From the entries that follow, copy each line containing the word "PPRNi".

(Given data)

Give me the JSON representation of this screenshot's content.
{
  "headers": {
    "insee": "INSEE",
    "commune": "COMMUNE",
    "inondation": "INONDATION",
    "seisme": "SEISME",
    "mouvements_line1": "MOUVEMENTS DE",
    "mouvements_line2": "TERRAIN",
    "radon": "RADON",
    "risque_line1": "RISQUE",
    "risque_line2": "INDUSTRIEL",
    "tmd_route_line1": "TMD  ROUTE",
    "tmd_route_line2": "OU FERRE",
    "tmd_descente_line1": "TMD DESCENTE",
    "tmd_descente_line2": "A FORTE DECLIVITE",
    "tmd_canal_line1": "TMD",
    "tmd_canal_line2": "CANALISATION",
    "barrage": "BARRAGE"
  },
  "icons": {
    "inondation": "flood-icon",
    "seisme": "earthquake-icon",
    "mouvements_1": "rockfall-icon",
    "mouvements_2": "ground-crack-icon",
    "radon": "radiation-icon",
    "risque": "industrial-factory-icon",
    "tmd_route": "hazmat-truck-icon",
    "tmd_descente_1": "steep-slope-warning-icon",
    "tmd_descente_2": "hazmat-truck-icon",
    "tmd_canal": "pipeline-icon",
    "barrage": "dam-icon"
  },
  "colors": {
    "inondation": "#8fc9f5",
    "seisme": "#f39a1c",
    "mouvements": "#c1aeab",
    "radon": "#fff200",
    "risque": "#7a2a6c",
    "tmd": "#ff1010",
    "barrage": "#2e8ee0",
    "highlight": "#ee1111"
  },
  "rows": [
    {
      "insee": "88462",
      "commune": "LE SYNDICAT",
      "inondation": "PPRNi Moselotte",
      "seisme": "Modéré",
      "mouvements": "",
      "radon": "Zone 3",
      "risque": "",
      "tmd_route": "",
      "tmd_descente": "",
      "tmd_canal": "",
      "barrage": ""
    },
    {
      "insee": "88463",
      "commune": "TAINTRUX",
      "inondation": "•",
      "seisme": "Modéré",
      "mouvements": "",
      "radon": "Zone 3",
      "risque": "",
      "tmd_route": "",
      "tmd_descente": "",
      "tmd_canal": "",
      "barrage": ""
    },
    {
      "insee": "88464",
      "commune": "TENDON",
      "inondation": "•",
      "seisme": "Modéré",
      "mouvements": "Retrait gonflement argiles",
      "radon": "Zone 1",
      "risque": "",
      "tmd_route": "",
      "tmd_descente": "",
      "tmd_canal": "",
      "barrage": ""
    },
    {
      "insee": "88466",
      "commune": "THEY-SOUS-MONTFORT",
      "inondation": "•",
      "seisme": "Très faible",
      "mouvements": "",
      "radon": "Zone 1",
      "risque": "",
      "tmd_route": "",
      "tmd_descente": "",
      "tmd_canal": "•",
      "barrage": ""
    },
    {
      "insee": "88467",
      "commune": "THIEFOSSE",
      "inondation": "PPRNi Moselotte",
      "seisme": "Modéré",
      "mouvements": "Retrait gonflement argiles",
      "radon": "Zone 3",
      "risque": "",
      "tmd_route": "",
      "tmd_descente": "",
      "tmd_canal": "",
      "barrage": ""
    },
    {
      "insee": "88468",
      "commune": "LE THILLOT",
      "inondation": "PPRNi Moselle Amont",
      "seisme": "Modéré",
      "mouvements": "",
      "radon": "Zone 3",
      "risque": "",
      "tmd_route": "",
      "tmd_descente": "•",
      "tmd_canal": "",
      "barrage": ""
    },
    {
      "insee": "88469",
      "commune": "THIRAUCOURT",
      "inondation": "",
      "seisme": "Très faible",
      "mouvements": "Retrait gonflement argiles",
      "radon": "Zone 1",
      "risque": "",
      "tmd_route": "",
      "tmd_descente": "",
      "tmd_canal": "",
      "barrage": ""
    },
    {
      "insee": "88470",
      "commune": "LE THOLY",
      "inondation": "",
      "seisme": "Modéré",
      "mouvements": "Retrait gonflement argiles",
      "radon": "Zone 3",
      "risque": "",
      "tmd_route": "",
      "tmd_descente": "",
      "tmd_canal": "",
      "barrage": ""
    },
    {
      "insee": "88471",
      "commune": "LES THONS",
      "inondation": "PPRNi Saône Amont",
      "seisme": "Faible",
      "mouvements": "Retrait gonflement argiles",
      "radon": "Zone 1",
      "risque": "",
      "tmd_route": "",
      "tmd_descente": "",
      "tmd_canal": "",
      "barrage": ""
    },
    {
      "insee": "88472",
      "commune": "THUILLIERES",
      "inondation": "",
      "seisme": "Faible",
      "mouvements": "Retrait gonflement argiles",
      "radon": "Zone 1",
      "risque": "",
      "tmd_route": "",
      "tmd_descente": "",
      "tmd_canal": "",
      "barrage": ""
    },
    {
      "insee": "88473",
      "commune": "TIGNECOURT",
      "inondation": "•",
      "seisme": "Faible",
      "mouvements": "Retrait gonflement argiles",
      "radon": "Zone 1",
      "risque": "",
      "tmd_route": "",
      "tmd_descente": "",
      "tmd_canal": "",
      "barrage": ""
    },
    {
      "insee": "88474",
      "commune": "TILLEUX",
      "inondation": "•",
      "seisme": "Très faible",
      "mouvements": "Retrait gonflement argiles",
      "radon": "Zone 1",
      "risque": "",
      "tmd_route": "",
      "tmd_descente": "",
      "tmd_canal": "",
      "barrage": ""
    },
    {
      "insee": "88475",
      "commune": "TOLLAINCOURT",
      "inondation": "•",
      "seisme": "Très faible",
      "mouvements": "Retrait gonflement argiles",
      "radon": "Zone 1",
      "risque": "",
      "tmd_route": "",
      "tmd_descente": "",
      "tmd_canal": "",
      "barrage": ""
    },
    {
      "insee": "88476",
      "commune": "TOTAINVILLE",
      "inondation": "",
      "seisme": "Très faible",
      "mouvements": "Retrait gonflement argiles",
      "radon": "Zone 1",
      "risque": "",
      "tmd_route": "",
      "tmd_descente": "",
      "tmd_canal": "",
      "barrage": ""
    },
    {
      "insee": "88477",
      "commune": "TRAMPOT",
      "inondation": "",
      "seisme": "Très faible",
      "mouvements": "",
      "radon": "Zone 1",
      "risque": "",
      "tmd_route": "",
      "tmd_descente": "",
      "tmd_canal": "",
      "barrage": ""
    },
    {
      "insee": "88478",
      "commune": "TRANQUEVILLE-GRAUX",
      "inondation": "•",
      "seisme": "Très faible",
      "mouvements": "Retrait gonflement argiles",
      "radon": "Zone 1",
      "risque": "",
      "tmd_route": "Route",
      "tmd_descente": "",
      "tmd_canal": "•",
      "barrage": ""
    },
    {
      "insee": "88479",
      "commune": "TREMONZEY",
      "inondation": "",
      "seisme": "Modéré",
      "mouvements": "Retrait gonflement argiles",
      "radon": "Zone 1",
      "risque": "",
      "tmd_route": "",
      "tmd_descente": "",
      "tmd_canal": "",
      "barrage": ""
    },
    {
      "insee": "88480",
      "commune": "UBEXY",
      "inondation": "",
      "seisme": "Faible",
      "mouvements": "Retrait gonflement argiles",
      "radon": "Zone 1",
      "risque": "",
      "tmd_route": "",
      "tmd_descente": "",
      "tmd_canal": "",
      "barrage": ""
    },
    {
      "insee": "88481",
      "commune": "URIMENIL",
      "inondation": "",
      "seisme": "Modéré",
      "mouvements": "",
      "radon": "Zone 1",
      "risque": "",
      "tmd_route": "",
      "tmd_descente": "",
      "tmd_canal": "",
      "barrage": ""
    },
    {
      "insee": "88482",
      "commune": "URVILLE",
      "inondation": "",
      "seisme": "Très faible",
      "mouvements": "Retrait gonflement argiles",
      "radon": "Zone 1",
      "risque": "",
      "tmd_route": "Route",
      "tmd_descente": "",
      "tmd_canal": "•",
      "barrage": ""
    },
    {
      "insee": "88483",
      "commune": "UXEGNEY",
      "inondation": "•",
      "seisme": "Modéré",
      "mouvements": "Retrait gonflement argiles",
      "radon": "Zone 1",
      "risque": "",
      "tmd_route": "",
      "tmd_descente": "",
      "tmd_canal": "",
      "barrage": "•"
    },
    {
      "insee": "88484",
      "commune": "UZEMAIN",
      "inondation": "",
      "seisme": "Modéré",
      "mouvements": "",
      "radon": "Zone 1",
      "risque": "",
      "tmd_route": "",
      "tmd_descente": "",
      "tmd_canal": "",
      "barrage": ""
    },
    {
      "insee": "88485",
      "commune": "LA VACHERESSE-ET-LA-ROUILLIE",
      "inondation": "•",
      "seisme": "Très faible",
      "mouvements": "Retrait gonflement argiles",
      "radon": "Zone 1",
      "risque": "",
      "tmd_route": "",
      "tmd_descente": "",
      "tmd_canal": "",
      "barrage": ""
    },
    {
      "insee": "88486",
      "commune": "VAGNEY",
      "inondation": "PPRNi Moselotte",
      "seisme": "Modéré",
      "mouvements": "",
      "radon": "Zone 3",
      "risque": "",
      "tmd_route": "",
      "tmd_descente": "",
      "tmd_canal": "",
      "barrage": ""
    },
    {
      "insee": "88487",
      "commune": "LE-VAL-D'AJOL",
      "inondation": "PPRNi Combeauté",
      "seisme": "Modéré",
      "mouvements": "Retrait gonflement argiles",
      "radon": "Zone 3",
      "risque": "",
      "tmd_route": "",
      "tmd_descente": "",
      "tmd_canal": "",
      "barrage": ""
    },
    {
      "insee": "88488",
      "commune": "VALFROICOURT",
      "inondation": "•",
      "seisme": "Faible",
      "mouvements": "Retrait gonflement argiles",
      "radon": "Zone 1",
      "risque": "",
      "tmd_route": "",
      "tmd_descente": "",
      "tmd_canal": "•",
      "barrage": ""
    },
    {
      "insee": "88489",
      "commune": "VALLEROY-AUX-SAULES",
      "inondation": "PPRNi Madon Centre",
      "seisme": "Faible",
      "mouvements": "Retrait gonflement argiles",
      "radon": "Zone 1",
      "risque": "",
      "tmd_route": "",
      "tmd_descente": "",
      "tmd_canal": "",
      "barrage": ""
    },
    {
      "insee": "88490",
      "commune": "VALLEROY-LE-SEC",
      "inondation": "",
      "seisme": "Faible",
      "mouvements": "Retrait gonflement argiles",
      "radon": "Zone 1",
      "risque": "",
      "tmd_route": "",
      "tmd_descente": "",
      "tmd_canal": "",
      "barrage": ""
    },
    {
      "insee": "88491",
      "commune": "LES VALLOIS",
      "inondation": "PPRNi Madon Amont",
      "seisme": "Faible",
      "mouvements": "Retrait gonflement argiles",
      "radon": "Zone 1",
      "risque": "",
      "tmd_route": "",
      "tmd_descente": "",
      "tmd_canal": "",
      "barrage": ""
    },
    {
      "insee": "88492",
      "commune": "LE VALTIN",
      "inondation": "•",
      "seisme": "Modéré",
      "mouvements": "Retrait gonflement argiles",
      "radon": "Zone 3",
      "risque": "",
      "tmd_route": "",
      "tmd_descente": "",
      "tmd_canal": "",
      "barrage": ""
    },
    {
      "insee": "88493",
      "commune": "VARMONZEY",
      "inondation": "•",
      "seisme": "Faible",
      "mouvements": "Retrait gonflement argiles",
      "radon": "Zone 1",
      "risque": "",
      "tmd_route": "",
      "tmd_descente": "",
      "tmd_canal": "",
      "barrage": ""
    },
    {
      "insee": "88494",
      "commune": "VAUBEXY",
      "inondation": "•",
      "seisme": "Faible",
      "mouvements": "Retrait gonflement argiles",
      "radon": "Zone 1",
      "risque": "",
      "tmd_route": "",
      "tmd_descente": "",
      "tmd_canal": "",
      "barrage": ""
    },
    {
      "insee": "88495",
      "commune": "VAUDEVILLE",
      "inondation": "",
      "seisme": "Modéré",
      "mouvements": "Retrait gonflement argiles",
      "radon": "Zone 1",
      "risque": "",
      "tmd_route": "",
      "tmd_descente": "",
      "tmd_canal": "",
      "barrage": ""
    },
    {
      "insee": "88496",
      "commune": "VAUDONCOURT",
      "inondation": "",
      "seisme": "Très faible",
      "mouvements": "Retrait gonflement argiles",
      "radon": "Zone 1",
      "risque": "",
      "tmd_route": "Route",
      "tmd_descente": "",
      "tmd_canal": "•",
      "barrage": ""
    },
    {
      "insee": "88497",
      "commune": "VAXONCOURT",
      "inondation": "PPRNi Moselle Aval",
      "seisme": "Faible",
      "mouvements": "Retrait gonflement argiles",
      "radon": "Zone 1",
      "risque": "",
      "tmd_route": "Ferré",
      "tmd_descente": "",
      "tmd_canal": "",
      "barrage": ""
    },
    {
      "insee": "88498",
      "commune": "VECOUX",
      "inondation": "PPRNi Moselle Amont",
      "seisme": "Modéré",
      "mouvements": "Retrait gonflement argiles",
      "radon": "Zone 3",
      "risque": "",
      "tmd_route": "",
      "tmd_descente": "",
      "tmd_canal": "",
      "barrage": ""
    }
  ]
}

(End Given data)

### Worked solution
      "inondation": "PPRNi Moselotte",
      "inondation": "PPRNi Moselotte",
      "inondation": "PPRNi Moselle Amont",
      "inondation": "PPRNi Saône Amont",
      "inondation": "PPRNi Moselotte",
      "inondation": "PPRNi Combeauté",
      "inondation": "PPRNi Madon Centre",
      "inondation": "PPRNi Madon Amont",
      "inondation": "PPRNi Moselle Aval",
      "inondation": "PPRNi Moselle Amont",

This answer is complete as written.